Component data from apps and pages
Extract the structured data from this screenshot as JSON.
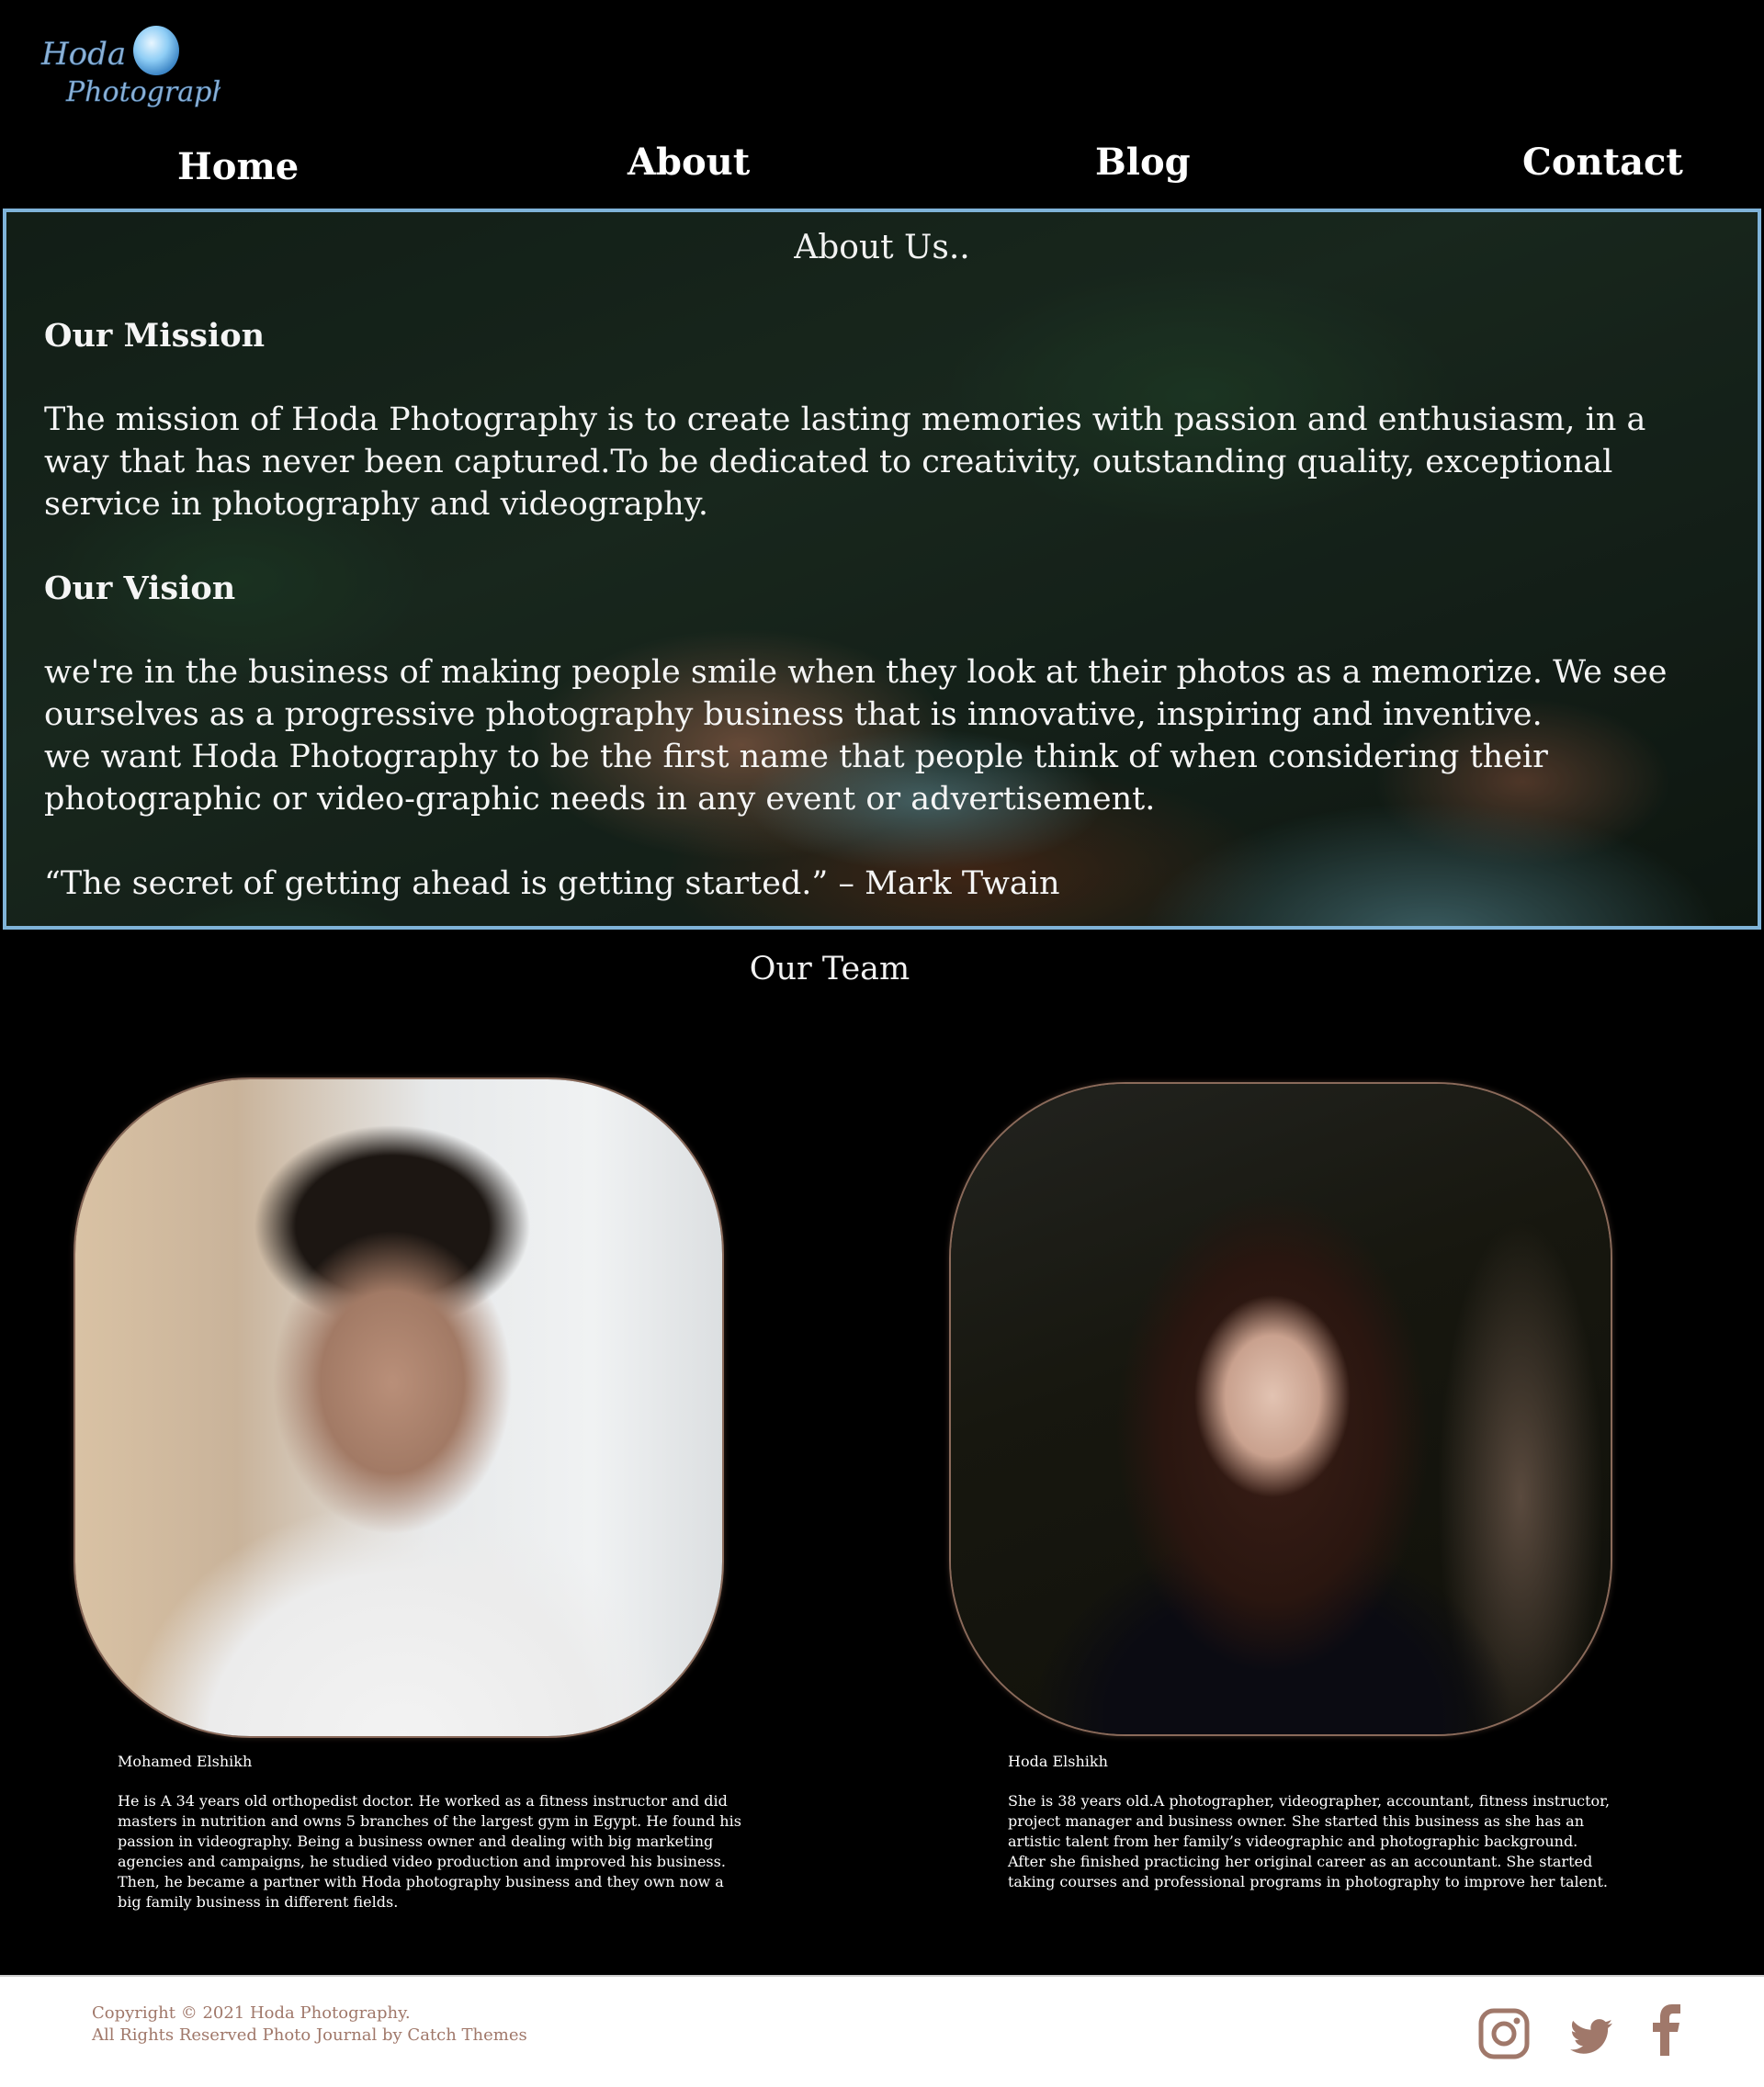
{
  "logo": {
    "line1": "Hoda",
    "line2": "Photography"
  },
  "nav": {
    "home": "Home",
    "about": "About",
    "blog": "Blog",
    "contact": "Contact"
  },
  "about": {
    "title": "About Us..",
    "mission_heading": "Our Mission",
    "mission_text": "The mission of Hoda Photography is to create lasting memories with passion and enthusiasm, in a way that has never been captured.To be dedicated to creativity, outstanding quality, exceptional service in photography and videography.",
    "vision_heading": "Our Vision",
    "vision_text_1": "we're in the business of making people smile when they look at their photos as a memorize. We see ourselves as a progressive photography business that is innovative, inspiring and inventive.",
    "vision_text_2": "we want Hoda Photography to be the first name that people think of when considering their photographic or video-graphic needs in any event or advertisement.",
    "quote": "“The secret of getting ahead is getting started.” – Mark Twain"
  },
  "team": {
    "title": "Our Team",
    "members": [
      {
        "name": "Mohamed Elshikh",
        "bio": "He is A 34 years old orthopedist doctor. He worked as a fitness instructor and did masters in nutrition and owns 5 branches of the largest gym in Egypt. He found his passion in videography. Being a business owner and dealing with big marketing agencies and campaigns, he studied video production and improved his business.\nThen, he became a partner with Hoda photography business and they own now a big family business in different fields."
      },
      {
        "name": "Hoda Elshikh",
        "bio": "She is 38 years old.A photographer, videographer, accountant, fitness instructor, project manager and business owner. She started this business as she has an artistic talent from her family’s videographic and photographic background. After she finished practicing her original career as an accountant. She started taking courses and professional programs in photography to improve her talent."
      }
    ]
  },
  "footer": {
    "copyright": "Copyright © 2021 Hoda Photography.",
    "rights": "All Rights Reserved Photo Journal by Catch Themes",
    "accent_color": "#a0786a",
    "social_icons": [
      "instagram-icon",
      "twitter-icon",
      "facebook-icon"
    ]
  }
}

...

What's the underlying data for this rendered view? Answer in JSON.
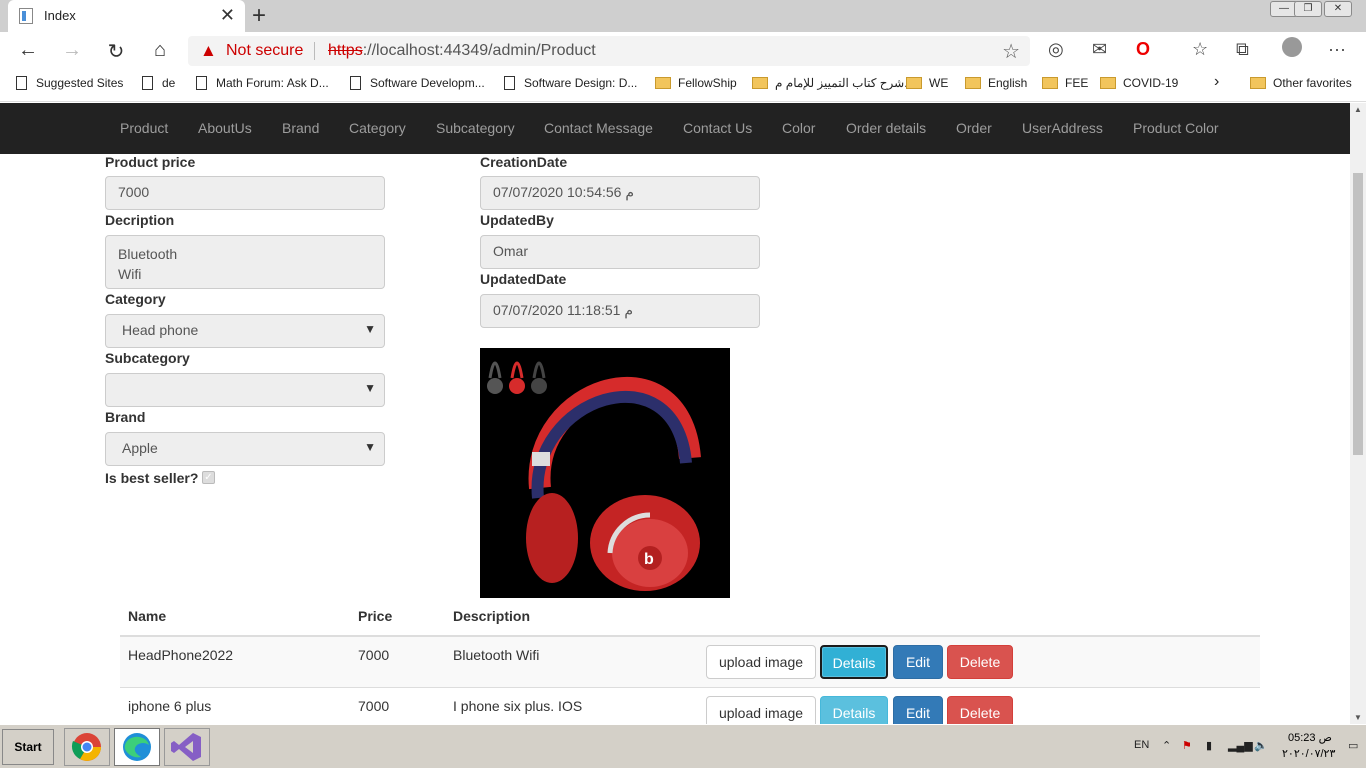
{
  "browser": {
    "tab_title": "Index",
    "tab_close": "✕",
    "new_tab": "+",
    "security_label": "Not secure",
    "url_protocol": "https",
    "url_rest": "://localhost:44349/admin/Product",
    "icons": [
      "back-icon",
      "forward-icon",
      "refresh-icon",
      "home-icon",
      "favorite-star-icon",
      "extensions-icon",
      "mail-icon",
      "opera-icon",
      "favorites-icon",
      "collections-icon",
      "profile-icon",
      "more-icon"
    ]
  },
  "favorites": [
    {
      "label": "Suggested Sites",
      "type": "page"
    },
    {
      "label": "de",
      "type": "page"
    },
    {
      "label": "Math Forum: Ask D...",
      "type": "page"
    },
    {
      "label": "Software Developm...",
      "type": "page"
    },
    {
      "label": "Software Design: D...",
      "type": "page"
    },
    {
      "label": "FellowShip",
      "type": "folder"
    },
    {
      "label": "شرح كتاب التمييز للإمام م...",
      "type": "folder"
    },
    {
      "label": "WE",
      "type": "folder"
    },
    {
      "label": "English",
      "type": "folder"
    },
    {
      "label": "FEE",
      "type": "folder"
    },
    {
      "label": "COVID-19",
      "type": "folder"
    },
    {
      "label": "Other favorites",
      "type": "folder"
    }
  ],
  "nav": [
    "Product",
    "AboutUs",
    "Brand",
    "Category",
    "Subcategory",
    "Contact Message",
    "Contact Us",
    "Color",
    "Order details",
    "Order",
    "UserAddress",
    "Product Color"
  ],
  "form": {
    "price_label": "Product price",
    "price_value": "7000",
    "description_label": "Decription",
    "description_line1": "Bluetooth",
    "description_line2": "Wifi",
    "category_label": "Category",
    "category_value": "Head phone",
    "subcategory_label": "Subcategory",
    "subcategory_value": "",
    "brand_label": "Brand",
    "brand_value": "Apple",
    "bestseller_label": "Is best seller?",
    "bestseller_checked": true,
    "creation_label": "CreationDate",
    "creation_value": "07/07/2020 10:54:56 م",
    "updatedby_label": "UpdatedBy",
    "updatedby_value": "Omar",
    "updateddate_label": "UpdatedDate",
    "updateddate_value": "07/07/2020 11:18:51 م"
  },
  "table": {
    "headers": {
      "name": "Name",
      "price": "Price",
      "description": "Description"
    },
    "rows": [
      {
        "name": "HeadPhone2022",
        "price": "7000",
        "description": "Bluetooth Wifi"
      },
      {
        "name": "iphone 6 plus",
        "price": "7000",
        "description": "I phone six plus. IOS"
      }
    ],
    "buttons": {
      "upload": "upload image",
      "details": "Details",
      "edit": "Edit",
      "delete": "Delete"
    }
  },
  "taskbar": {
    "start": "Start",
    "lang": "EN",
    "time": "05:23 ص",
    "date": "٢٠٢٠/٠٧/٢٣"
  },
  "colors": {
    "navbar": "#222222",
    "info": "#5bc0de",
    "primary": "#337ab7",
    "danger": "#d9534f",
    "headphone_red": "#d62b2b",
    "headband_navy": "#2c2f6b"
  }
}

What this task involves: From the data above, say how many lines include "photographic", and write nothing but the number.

Response below: 2